Carlsbad Caverns National Park has a population of hundreds of thousands of Brazilian free-tail bats that exit the cave through the natural entrance at civil twilight from mid-April to mid-October. The outflight can last several hours.

The park allows visitors to sit in the outdoor amphitheatre at the natural entrance to watch the bats exit the cave. The Natural Entrance is about a five minute walk from the visitor center. Seating is first-come, first-served and you do not need reservations.

What time do the bats come out of Carlsbad Caverns?

The bats typically leave at 28 minutes past sunset, known as civil twilight. Depending on a number of factors. The bats typically return to the cave entrance between 4 and 6 AM, with the peak number of bats entering at dawn.

How many bats fly out of Carlsbad Caverns?

In the summer, between 200,000 and 500,000 bats leave the cave each evening. During migration, the bat population can reach over one million bats. Migration usually occurs in mid-to-late April. August and September are usually good times to see lots of bats because there are both the babies from the year as well as migrating bats from further north.

What type of bats is Carlsbad Caverns known for?

Carlsbad Caverns is known for its bats. There are 17 bat species in the park.

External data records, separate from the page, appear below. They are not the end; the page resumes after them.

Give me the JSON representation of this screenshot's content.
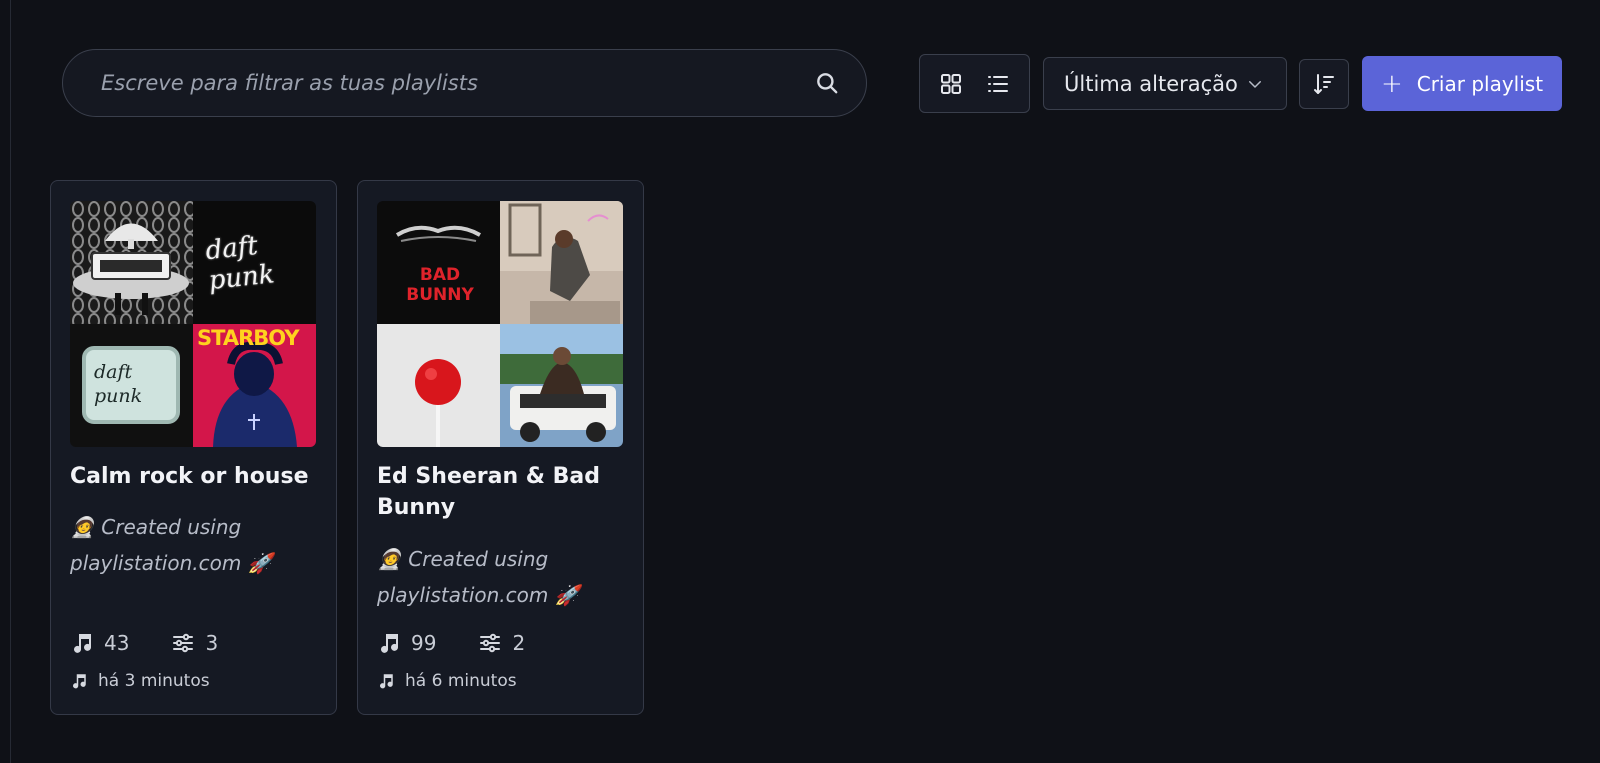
{
  "search": {
    "placeholder": "Escreve para filtrar as tuas playlists",
    "icon": "search-icon"
  },
  "view_toggle": {
    "grid_icon": "grid-view-icon",
    "list_icon": "list-view-icon"
  },
  "sort": {
    "selected": "Última alteração",
    "icon": "chevron-down-icon",
    "order_icon": "sort-descending-icon"
  },
  "create_button": {
    "label": "Criar playlist",
    "icon": "plus-icon"
  },
  "colors": {
    "background": "#0f1117",
    "card": "#151923",
    "accent": "#5b64d8",
    "border": "#343947"
  },
  "playlists": [
    {
      "title": "Calm rock or house",
      "description": "🧑‍🚀 Created using playlistation.com 🚀",
      "track_count": "43",
      "filter_count": "3",
      "updated": "há 3 minutos",
      "cover_labels": [
        "daft punk",
        "daft punk",
        "STARBOY"
      ]
    },
    {
      "title": "Ed Sheeran & Bad Bunny",
      "description": "🧑‍🚀 Created using playlistation.com 🚀",
      "track_count": "99",
      "filter_count": "2",
      "updated": "há 6 minutos",
      "cover_labels": [
        "BAD BUNNY"
      ]
    }
  ]
}
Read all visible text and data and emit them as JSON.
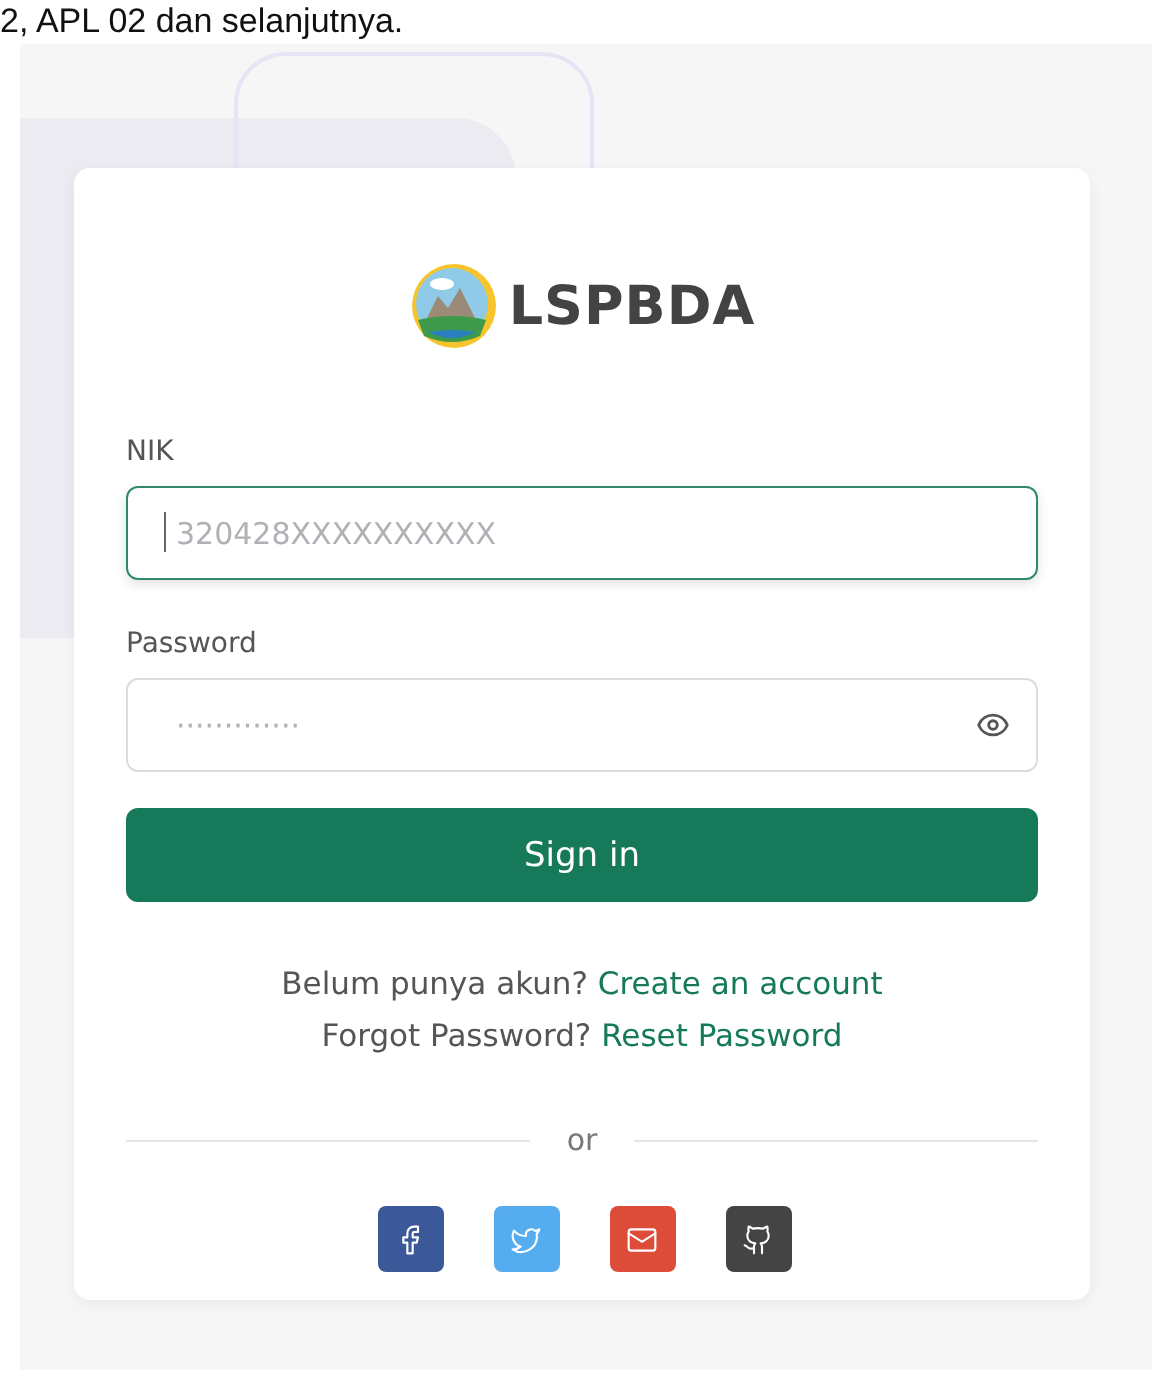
{
  "caption": "2, APL 02 dan selanjutnya.",
  "brand": {
    "name": "LSPBDA"
  },
  "fields": [
    {
      "label": "NIK",
      "placeholder": "320428XXXXXXXXXX",
      "focused": true,
      "reveal_toggle": false
    },
    {
      "label": "Password",
      "placeholder": "·············",
      "focused": false,
      "reveal_toggle": true
    }
  ],
  "submit": "Sign in",
  "prompts": [
    {
      "text": "Belum punya akun?",
      "link": "Create an account"
    },
    {
      "text": "Forgot Password?",
      "link": "Reset Password"
    }
  ],
  "divider": "or",
  "social": [
    {
      "kind": "facebook",
      "color": "#3b5998"
    },
    {
      "kind": "twitter",
      "color": "#55acee"
    },
    {
      "kind": "mail",
      "color": "#dd4b39"
    },
    {
      "kind": "github",
      "color": "#444444"
    }
  ]
}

The large colony of Brazilian free-tailed bats is the best known. They are a medium sized bat native to the Americas which is considered one of the most abundant mammals in North America. They roost in huge numbers in only a few locations in the world. They weigh about 1/2 oz. each and have a wingspan of approximately 11 inches. The free-tailed bats are insectivores that hunt using echolocation. They typically eat moths and beetles.

There are two other bat species regularly found in Carlsbad Cavern. Cave myotis and fringed myotis bats usually roost elsewhere in the cavern and fly 1.5 miles to exit via the Natural Entrance.

Not all of the bats in the park roost in the caves. Two types of bats in the park roost in trees (eastern red bats and hoary bats). The canyon bats roost on rock cliffs and in cracks.

Has White Nose Syndrome spread to Carlsbad Caverns?

White nose syndrom has impacted bat populations across the country but has not yet spread to New Mexico. It has been found in 33 states including neighboring states such as Oklahoma and Texas, however. It has had a devastating impact on bat populations and the National Park Service as well as other federal agencies have been implementing measures to attempt to limit the spread.